** Requirement **
Return each entry below exactly. Skip the images.

** Dataset content **
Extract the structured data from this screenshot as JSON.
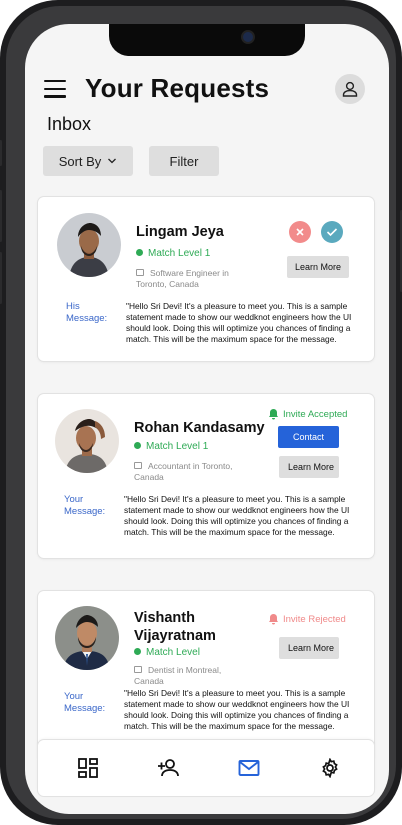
{
  "header": {
    "title": "Your Requests"
  },
  "inbox_label": "Inbox",
  "toolbar": {
    "sort_label": "Sort By",
    "filter_label": "Filter"
  },
  "requests": [
    {
      "name_line1": "Lingam Jeya",
      "name_line2": "",
      "match_label": "Match Level 1",
      "job": "Software Engineer in Toronto, Canada",
      "message_label": "His Message:",
      "message": "\"Hello Sri Devi! It's a pleasure to meet you. This is a sample statement made to show our weddknot engineers how the UI should look. Doing this will optimize you chances  of finding a match. This will be the maximum space for the message.",
      "learn_more": "Learn More"
    },
    {
      "name_line1": "Rohan Kandasamy",
      "name_line2": "",
      "match_label": "Match Level 1",
      "job": "Accountant in Toronto, Canada",
      "message_label": "Your Message:",
      "message": "\"Hello Sri Devi! It's a pleasure to meet you. This is a sample statement made to show our weddknot engineers how the UI should look. Doing this will optimize you chances  of finding a match. This will be the maximum space for the message.",
      "status": "Invite Accepted",
      "contact_label": "Contact",
      "learn_more": "Learn More"
    },
    {
      "name_line1": "Vishanth",
      "name_line2": "Vijayratnam",
      "match_label": "Match Level",
      "job": "Dentist in Montreal, Canada",
      "message_label": "Your Message:",
      "message": "\"Hello Sri Devi! It's a pleasure to meet you. This is a sample statement made to show our weddknot engineers how the UI should look. Doing this will optimize you chances  of finding a match. This will be the maximum space for the message.",
      "status": "Invite Rejected",
      "learn_more": "Learn More"
    }
  ],
  "colors": {
    "accept": "#5aa9be",
    "decline": "#f28b8b",
    "accepted_status": "#2eaa55",
    "rejected_status": "#f08a8a",
    "primary": "#2563d9",
    "match_green": "#2eaa55",
    "message_label": "#3a67c9"
  },
  "bottom_nav": [
    {
      "icon": "dashboard-icon",
      "active": false
    },
    {
      "icon": "add-user-icon",
      "active": false
    },
    {
      "icon": "mail-icon",
      "active": true
    },
    {
      "icon": "settings-icon",
      "active": false
    }
  ]
}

** Exercise response **
Extract the structured data from this screenshot as JSON.
{
  "header": {
    "title": "Your Requests"
  },
  "inbox_label": "Inbox",
  "toolbar": {
    "sort_label": "Sort By",
    "filter_label": "Filter"
  },
  "requests": [
    {
      "name_line1": "Lingam Jeya",
      "name_line2": "",
      "match_label": "Match Level 1",
      "job": "Software Engineer in Toronto, Canada",
      "message_label": "His Message:",
      "message": "\"Hello Sri Devi! It's a pleasure to meet you. This is a sample statement made to show our weddknot engineers how the UI should look. Doing this will optimize you chances  of finding a match. This will be the maximum space for the message.",
      "learn_more": "Learn More"
    },
    {
      "name_line1": "Rohan Kandasamy",
      "name_line2": "",
      "match_label": "Match Level 1",
      "job": "Accountant in Toronto, Canada",
      "message_label": "Your Message:",
      "message": "\"Hello Sri Devi! It's a pleasure to meet you. This is a sample statement made to show our weddknot engineers how the UI should look. Doing this will optimize you chances  of finding a match. This will be the maximum space for the message.",
      "status": "Invite Accepted",
      "contact_label": "Contact",
      "learn_more": "Learn More"
    },
    {
      "name_line1": "Vishanth",
      "name_line2": "Vijayratnam",
      "match_label": "Match Level",
      "job": "Dentist in Montreal, Canada",
      "message_label": "Your Message:",
      "message": "\"Hello Sri Devi! It's a pleasure to meet you. This is a sample statement made to show our weddknot engineers how the UI should look. Doing this will optimize you chances  of finding a match. This will be the maximum space for the message.",
      "status": "Invite Rejected",
      "learn_more": "Learn More"
    }
  ],
  "colors": {
    "accept": "#5aa9be",
    "decline": "#f28b8b",
    "accepted_status": "#2eaa55",
    "rejected_status": "#f08a8a",
    "primary": "#2563d9",
    "match_green": "#2eaa55",
    "message_label": "#3a67c9"
  },
  "bottom_nav": [
    {
      "icon": "dashboard-icon",
      "active": false
    },
    {
      "icon": "add-user-icon",
      "active": false
    },
    {
      "icon": "mail-icon",
      "active": true
    },
    {
      "icon": "settings-icon",
      "active": false
    }
  ]
}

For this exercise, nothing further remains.